Indigenous women who are carers are the least likely to be supported when they experience racism or unfair treatment, and are more likely to feel unsafe in their workplace. They are also more likely to carry the “cultural load” in their workplace, that is, the extra unpaid work and expectations to educate others to make the workplace more culturally sensitive.
These findings come from a follow up of the Gari Yala (Speak the Truth) report that focused on gendered insights, a collaboration between the UTS Jumbunna Institute for Indigenous Education and Research, the Diversity Council of Australia, and the Workplace Gender Equality Agency. The report marks the first time the experiences of Aboriginal and Torres Strait Islander women in Australian workplaces have been examined.
Indigenous Internships program open for applications
The National Health and Medical Research Council (NHMRC) is offering opportunities for Aboriginal and Torres Strait Islander students enrolled in an Undergraduate or Masters degree in a health or medical research or science related field to take up a (virtual) internship in the agency.
NHMRC’s Indigenous internship program provides a wide range of opportunities for Aboriginal and Torres Strait Islander students to gain insight into the work of NHMRC, as well as to enhance their educational experience through practical work experience.
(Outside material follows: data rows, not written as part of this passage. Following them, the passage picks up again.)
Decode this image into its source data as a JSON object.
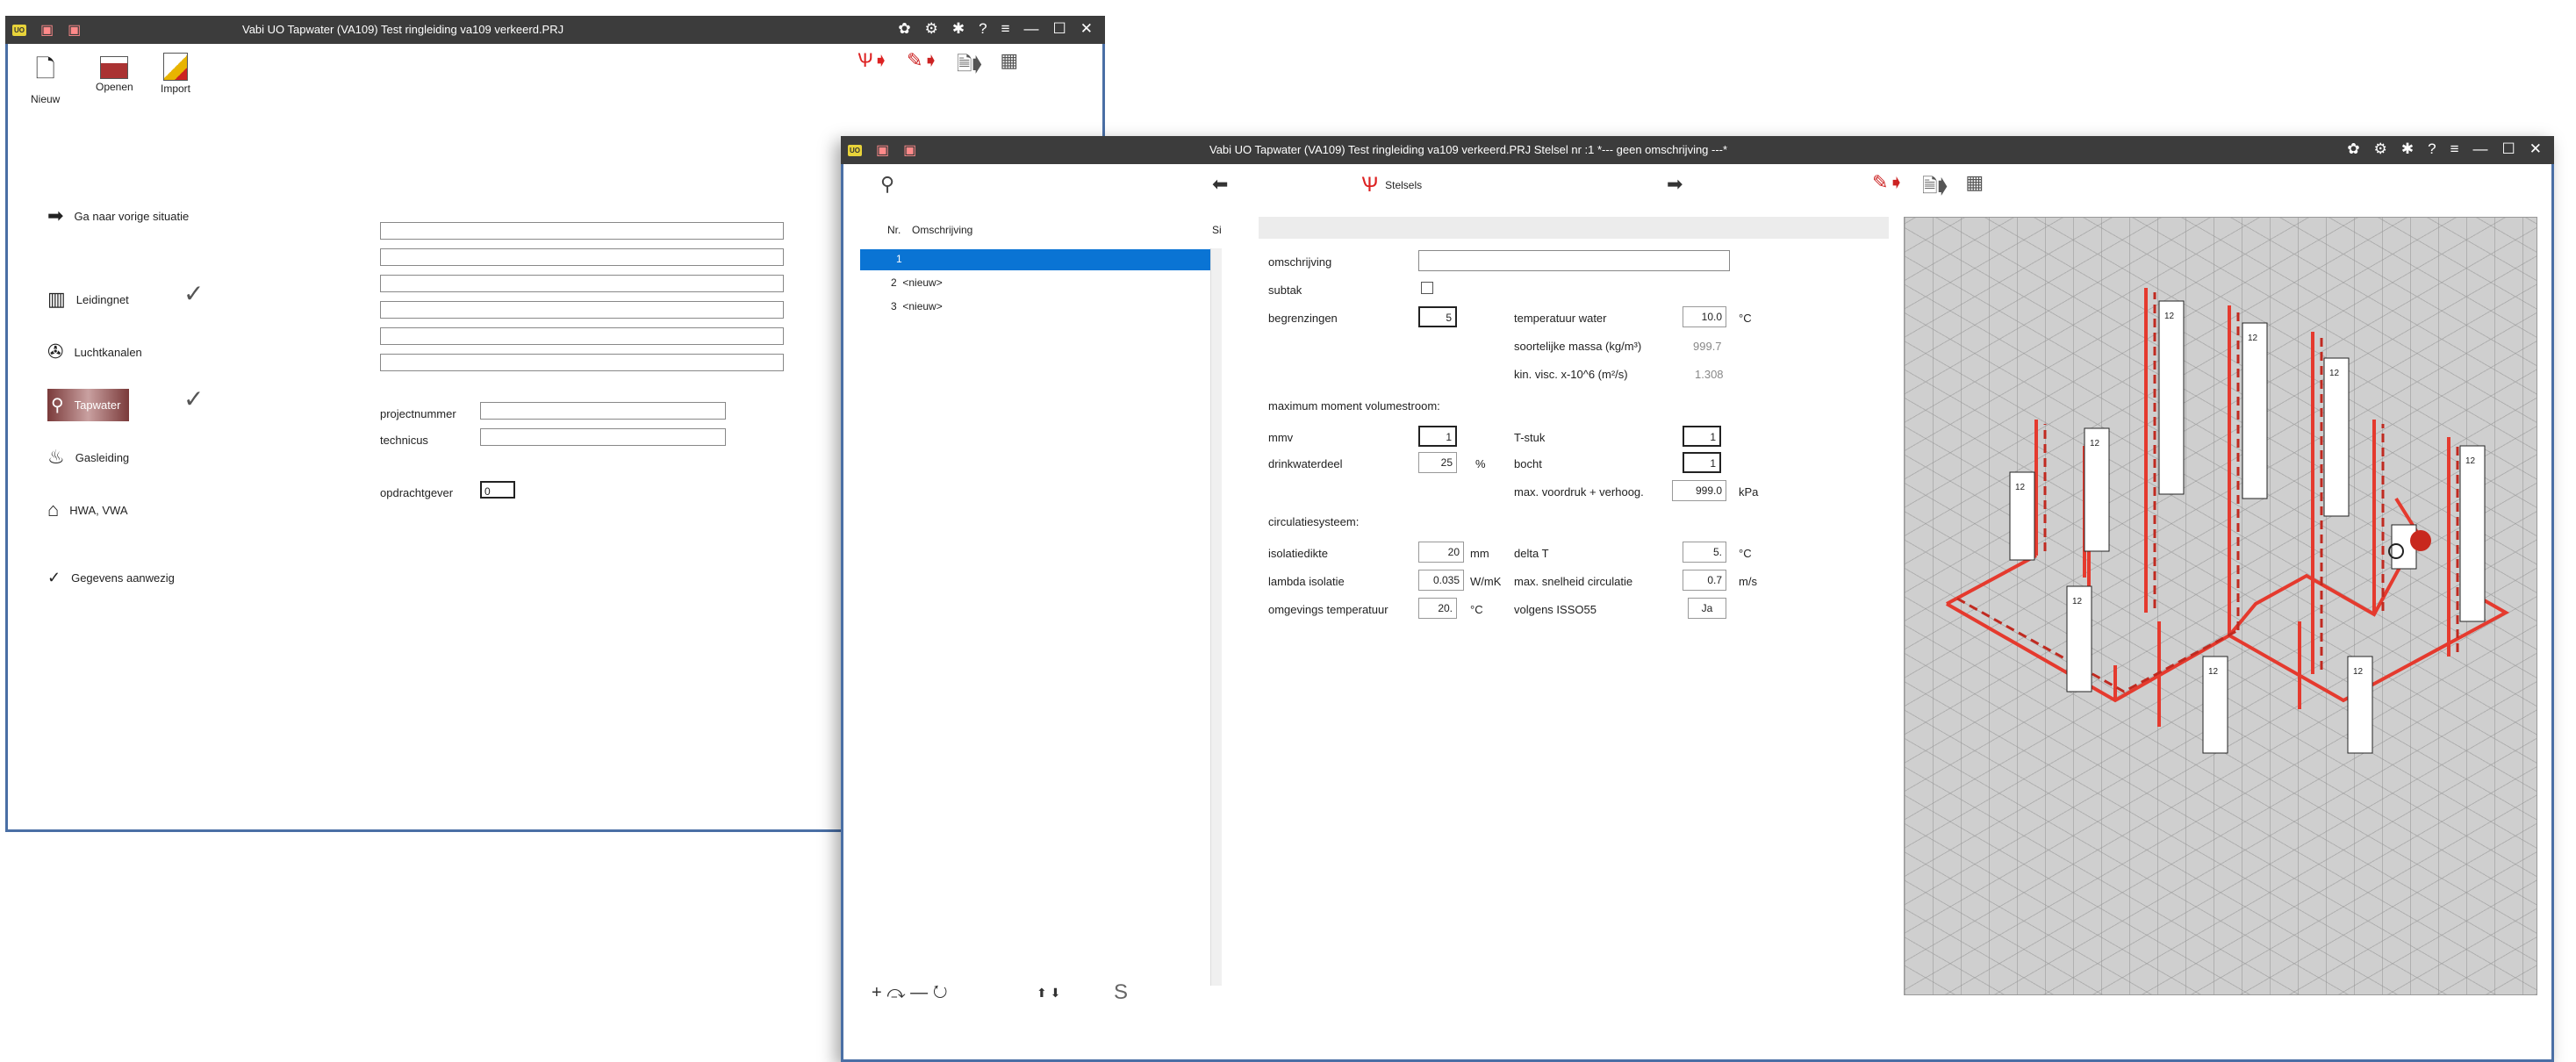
{
  "win1": {
    "title": "Vabi UO Tapwater (VA109)  Test ringleiding va109 verkeerd.PRJ",
    "toolbar": {
      "new": "Nieuw",
      "open": "Openen",
      "import": "Import"
    },
    "prev_situation": "Ga naar vorige situatie",
    "modules": [
      {
        "label": "Leidingnet",
        "checked": true,
        "icon": "radiator-icon"
      },
      {
        "label": "Luchtkanalen",
        "checked": false,
        "icon": "fan-icon"
      },
      {
        "label": "Tapwater",
        "checked": true,
        "icon": "tap-icon"
      },
      {
        "label": "Gasleiding",
        "checked": false,
        "icon": "flame-icon"
      },
      {
        "label": "HWA, VWA",
        "checked": false,
        "icon": "toilet-icon"
      }
    ],
    "data_present": "Gegevens aanwezig",
    "projectnummer_label": "projectnummer",
    "technicus_label": "technicus",
    "opdrachtgever_label": "opdrachtgever",
    "opdrachtgever_value": "0"
  },
  "win2": {
    "title": "Vabi UO Tapwater (VA109)  Test ringleiding va109 verkeerd.PRJ     Stelsel nr  :1  *--- geen omschrijving ---*",
    "tab_label": "Stelsels",
    "list": {
      "col_nr": "Nr.",
      "col_desc": "Omschrijving",
      "col_s": "Si",
      "rows": [
        {
          "nr": "1",
          "desc": ""
        },
        {
          "nr": "2",
          "desc": "<nieuw>"
        },
        {
          "nr": "3",
          "desc": "<nieuw>"
        }
      ]
    },
    "form": {
      "omschrijving_label": "omschrijving",
      "subtak_label": "subtak",
      "begrenzingen_label": "begrenzingen",
      "begrenzingen_value": "5",
      "temp_water_label": "temperatuur water",
      "temp_water_value": "10.0",
      "temp_water_unit": "°C",
      "soort_massa_label": "soortelijke massa (kg/m³)",
      "soort_massa_value": "999.7",
      "kin_visc_label": "kin. visc. x-10^6 (m²/s)",
      "kin_visc_value": "1.308",
      "max_moment_label": "maximum moment volumestroom:",
      "mmv_label": "mmv",
      "mmv_value": "1",
      "tstuk_label": "T-stuk",
      "tstuk_value": "1",
      "drinkwaterdeel_label": "drinkwaterdeel",
      "drinkwaterdeel_value": "25",
      "drinkwaterdeel_unit": "%",
      "bocht_label": "bocht",
      "bocht_value": "1",
      "max_voordruk_label": "max. voordruk + verhoog.",
      "max_voordruk_value": "999.0",
      "max_voordruk_unit": "kPa",
      "circ_label": "circulatiesysteem:",
      "isolatiedikte_label": "isolatiedikte",
      "isolatiedikte_value": "20",
      "isolatiedikte_unit": "mm",
      "delta_t_label": "delta T",
      "delta_t_value": "5.",
      "delta_t_unit": "°C",
      "lambda_label": "lambda isolatie",
      "lambda_value": "0.035",
      "lambda_unit": "W/mK",
      "max_snelheid_label": "max. snelheid circulatie",
      "max_snelheid_value": "0.7",
      "max_snelheid_unit": "m/s",
      "omgev_label": "omgevings temperatuur",
      "omgev_value": "20.",
      "omgev_unit": "°C",
      "isso_label": "volgens ISSO55",
      "isso_value": "Ja"
    },
    "bottom_icons": "+ ⤼ — ↻",
    "bottom_s": "S",
    "drawing_label": "12"
  }
}
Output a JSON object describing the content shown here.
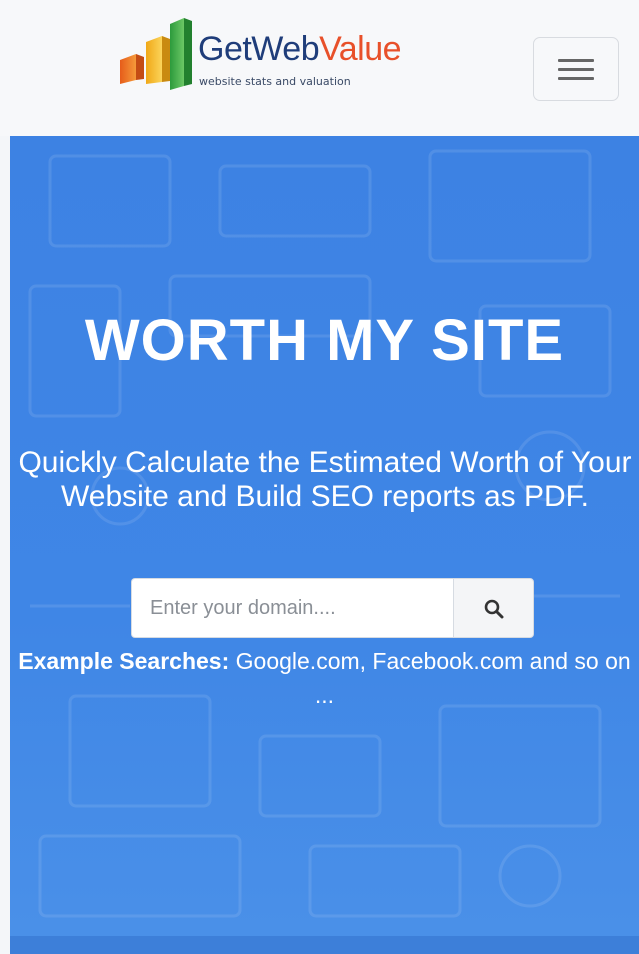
{
  "navbar": {
    "logo": {
      "brand_part1": "GetWeb",
      "brand_part2": "Value",
      "tagline": "website stats and valuation",
      "colors": {
        "brand_dark": "#1f3d7a",
        "brand_accent": "#e8502a",
        "bar_orange": "#f07a24",
        "bar_yellow": "#f5b81c",
        "bar_green": "#3aa844"
      }
    },
    "menu_button_icon": "hamburger-menu-icon"
  },
  "hero": {
    "title": "WORTH MY SITE",
    "subtitle": "Quickly Calculate the Estimated Worth of Your Website and Build SEO reports as PDF.",
    "search": {
      "placeholder": "Enter your domain....",
      "value": "",
      "button_icon": "search-icon"
    },
    "examples": {
      "label": "Example Searches:",
      "text": "Google.com, Facebook.com and so on ..."
    },
    "colors": {
      "background": "#3f86e6",
      "text": "#ffffff"
    }
  }
}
The internship runs for 200 hours or more from mid-November to mid-January (during the summer university break), however there is flexibility around these timeframes, especially for recent graduates. Internships are a full-time commitment usually around 37.5 hours per week and Indigenous interns are paid at the APS 2 Level salary.
You can access Indigenous Internship Program Information, which details eligibility and selection, as well as the terms and conditions of the program here.
For further information contact Samantha Faulkner, Director Aboriginal and Torres Strait Islander Health Advice on 02 6217 9526 or Katie Matthews, Director Human resources on 02 6217 9217, or request information via email here.
Applications close on Friday 5 November 2021.
New process for job advertising
NACCHO have introduced a new system for the advertising of job adverts via the NACCHO website and you can find the sector job listings here.
Click here to go to the NACCHO website where you can complete a form with job vacancy details – it will then be approved for posting and go live on the NACCHO website.
LGBTIQ Women’s Health Conference
Australian experts, researchers, advocates, health professionals and members of the community will converge online on Thursday 4 November 2021 as the 5th annual LGBTIQ Women’s Health Conference kicks off. The conference is the only one of its kind dedicated to exploring and addressing issues of health and wellbeing of queer women in Australia.
Led by ACON and Thorne Harbour Health, this year’s event features a key note presentation of survey findings by UnLEASH – a research team focusing on queer women’s health in regards to smoking, drinking and drugs.
“We’re excited to be back in 2021 for our first virtual LGBTIQ Women’s Health Conference, once again bringing health, social and other pressing issues impacting LGBTIQ women into focus,” Karen Price, Deputy CEO of ACON, said in a press release.It is not only the conference’s accessibility that organisers want to draw attention to, but inclusion, diversity and access will also be on the agenda for discussions on November 4, alongside celebrating all members of Australia’s female LGBTQI community, such as Aboriginal women, Sistergirls, women of color, intersex women, trans and gender diverse women and women with disabilities.